The American Red Cross (ARC) is undertaking a forensic audit of money spent by deposed Chief Executive Officer Mark Everson to determine if any of the charity’s money was used inappropriately as he romanced a married female subordinate who is now reportedly pregnant.
Everson, whose salary was $500,000, will receive nothing from the organization in terms of termination pay, said Carrie Martin, an ARC spokeswoman. “There is no severance package. The board has offered Mr. Everson a contribution (under $10K) to assist with medical insurance costs,” Martin responded via email to questions from The NonProfit Times.
The organization just started the review, according to sources. “The board members are livid,” said one ARC staffer with direct knowledge of the situation. “If he spent a dime, or bought a dinner, they are going to want it back.”
According to Martin, “As a matter of due diligence, the Red Cross has been reviewing sources that may potentially unearth evidence of financial or other impropriety. No evidence to suggest this has been found. … Therefore, we cannot speculate as to what actions the organization would take if any were found.”
Everson, 53, married with two adopted children, resigned Nov. 27 during a conference call with the ARC board. He had been on the job just six months. A senior staff member brought the situation to the board nine days earlier. The investigation was not initiated because of a complaint from the female subordinate.
And although the board was given notice of the relationship just nine days earlier, sources inside the organization told The NonProfit Times that the relationship was not a well-kept secret. In fact, according to a staff member with direct knowledge of the situation, Everson’s inner circle had unofficially warned him he was in dangerous territory with the relationship.

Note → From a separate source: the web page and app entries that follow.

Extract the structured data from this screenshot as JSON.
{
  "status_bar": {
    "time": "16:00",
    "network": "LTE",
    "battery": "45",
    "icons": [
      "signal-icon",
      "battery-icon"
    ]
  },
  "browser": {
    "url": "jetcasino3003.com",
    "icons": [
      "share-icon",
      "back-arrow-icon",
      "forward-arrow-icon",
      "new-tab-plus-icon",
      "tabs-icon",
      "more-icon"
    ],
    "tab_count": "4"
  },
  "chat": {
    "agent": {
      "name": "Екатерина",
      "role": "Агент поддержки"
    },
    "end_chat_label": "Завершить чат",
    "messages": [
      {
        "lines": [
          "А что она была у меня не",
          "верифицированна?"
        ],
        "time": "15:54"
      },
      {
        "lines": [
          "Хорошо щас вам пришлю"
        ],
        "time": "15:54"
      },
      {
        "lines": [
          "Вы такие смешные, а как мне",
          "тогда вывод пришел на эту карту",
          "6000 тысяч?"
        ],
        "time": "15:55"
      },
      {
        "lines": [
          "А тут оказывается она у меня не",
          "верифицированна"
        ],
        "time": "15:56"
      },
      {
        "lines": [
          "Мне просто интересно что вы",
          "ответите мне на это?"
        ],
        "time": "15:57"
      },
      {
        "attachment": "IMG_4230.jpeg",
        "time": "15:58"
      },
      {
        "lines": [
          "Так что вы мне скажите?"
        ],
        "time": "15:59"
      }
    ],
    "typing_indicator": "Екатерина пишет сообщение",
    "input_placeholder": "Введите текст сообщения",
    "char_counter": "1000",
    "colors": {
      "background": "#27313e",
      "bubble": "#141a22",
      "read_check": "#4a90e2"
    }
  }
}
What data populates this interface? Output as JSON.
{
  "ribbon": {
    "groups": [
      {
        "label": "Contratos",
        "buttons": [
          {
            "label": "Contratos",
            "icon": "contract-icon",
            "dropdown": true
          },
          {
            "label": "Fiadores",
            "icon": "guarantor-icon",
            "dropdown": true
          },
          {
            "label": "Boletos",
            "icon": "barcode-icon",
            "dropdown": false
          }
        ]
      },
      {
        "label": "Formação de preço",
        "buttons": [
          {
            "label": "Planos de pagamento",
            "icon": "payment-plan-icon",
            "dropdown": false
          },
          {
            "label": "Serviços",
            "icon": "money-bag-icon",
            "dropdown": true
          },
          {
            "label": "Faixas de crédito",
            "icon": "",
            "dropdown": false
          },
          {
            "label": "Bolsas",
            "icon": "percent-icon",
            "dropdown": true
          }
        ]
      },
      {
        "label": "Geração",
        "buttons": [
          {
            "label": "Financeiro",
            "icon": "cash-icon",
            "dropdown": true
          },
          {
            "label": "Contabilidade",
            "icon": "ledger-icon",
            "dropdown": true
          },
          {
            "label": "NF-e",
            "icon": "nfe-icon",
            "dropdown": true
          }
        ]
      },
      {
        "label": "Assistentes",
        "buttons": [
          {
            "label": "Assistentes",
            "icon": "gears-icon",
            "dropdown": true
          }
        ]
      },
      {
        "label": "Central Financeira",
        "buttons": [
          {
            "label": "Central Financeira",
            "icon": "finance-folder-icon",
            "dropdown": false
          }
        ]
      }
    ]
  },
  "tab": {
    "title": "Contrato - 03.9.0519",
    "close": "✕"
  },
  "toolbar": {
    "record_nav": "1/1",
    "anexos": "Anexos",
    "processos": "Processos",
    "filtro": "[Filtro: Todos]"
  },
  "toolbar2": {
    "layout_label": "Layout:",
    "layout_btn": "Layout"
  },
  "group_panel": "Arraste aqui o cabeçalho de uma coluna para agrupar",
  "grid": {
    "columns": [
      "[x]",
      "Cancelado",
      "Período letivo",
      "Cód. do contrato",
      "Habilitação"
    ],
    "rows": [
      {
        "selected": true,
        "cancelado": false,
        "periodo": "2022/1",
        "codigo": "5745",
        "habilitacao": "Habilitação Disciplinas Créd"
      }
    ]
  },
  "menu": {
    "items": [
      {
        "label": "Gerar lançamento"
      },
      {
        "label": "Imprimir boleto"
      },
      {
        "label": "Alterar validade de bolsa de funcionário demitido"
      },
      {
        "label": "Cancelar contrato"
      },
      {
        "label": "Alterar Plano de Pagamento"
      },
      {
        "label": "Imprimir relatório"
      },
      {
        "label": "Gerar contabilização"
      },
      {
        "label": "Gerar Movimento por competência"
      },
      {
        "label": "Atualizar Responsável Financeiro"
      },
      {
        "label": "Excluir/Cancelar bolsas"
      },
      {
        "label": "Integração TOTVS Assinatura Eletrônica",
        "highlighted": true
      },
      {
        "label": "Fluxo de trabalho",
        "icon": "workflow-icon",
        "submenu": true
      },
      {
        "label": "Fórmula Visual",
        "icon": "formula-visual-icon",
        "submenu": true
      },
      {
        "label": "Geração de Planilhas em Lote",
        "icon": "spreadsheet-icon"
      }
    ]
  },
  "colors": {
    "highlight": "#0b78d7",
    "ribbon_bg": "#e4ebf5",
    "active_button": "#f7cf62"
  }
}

The subordinate is a chapter executive in Mississippi. In an editorial decision, The NonProfit Times will not identify her in print.
Everson has not returned messages left on his cell phone. In a statement released by ARC, Everson said, “I am resigning my position for personal and family reasons, and deeply regret it is impossible for me to continue in a job so recently undertaken. I leave with extraordinary admiration for the Red Cross.”
The female subordinate will remain with the organization, said Suzy DeFrancis, ARC’s chief public affairs officer. The board has asked three members of Everson’s team whom he brought from the Internal Revenue Service (IRS) to stay with the organization and they agreed, she said. “Although this is difficult and disappointing news for the Red Cross community, the organization remains strong and the life-saving mission and work of the American Red Cross will go forward,” said ARC Chairman Bonnie McElveen-Hunter, in a statement.
Meanwhile, the nonprofit sector’s elite chief executives are reeling from the disclosure and forced resignation. Everson, the former commissioner of the IRS, had been an outspoken leader for governance, accountability and management transparency.
“I think this is very sad for ARC and for the entire sector. Based on their history it could take a year to name a successor,” said M. Cass Wheeler, chief executive officer of the American Heart Association in Dallas and co-convener of The Panel on the Nonprofit Sector. The panel was a multi-year initiative by Independent Sector in Washington, D.C., to provide a blueprint for accountability. “The Panel establishes high ethical standards and this behavior is not condoned,” said Wheeler.
Everson was the ARC’s eighth CEO or interim CEO in 12 years.
In terms of accountability, the ARC board got it right, executives said. “This is a good-news, bad-news story. The good news is the Red Cross board acted deliberately and transparently to address a governance problem. The bad news is that, once again, the Red Cross is in the spotlight with a negative story, which will continue to erode the public’s trust in major philanthropic organizations,” said John Graham IV, CAE, president & CEO, ASAE, in Washington, D.C.
According to Gary Bass, executive director of OMB Watch in Washington, D.C., “I think everyone has the same reaction, which is: This is shocking.”
Added Bass, “Of course this is bad for Red Cross. It’s bad for any organization; it’s bad for our sector; it’s bad for management/employee relations. So he should know better.”
H. Art Taylor, president and CEO of the BBB Wise Giving Alliance in Arlington, Va., said that this is a setback because, “The Red Cross was making many positive steps to improve the negative perception that the public has of the organization. … The team in place around Mark Everson was very strong, and a big reason why the organization was moving forward.”
Linda Crompton, president and CEO at BoardSource in Washington, D.C., called the situation “extraordinarily bad luck” for the Red Cross. “How do you prevent a kind of thing like this from happening? You do what you can do. You have a whistleblower policy in place, you do your due diligence when you’re hiring these people, and you do the reference checking, and you try to prevent this kind of thing from happening,” she said.
“What the board should be commended on is that they’ve taken swift action. Especially when you’re in the kind of situation that the Red Cross is in, the worst thing to do is to prevaricate and to delay taking any action. Because you know it’s going to be kind of devastating to you,” said Crompton. *** Senior Editor Mark Hrywna and Staff Writer Marla E. Nobles contributed to this story.